I’ve not had a lot of luck with voice recognition technology. My Acura MDX tempts me to use the built-in voice commands, but my request for "Nearest Mexican restaurant" ends up with the mind-boggling confirmation that my "Air conditioning is set to 74F."
So, you can imagine just how easy it had been for me to resist using the voice command feature of the Google search application on my iPhone. I simply didn’t have the time to make a fool of myself repeating the same search query over and over again. However, just last week I ended my Google voice virginity and finally used a voice command, instead of typing. The result? A surprising–and satisfying–success!
Apparently I’m not the only one switching from typed searches to voice ones. According to Vic Gundotra, VP of engineering for Google:
"We launched it on the iPhone and have seen a 15% jump in accuracy because, as more people use it, we collect more data and our accuracy gets better."
He also went on to tell San Francisco’s Web 2.0 Expo audience that Google sees a bright future for voice search:
"We believe voice search is a new form of search and that it is core to our business," said Vic Gundotra.
Some people are not so optimistic though.
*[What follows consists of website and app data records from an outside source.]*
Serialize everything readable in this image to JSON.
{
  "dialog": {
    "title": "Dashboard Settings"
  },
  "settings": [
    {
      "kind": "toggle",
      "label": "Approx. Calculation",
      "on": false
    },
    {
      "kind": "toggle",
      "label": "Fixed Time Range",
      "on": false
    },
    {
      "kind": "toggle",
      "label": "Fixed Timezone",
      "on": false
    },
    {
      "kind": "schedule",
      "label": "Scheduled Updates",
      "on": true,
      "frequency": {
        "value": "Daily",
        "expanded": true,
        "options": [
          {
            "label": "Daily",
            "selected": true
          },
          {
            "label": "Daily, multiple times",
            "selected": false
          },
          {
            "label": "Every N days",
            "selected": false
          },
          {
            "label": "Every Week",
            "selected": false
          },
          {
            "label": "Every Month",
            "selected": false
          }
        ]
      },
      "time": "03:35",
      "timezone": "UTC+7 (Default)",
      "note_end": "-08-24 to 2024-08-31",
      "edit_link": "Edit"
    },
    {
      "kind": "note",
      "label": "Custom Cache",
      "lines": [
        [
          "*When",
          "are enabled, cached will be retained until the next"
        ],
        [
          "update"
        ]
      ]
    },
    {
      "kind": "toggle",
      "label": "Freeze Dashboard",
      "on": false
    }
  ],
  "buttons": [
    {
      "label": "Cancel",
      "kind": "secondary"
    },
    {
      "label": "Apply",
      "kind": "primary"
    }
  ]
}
Take the BBC’s technology correspondent Rory Cellan-Jones. He tried the service last year and claimed the results were "pure gibberish."
For example, his query about the next train, West Ealing to Paddington "delivered some useful information about ‘neck strain’ – but no train times".
The misunderstanding came due to Google struggling to understand non-American accents–in this case the Queen’s English–but those issues have since mostly gone away. (Heck, if it can understand my American/British mongrel accent, it can understand anyone’s!)
The big question is, just how many of us will switch to voice recognition for our search queries? And, do we really want to stand next to some guy at a train station while he asks Google: "How do I treat my hemorrhoids?"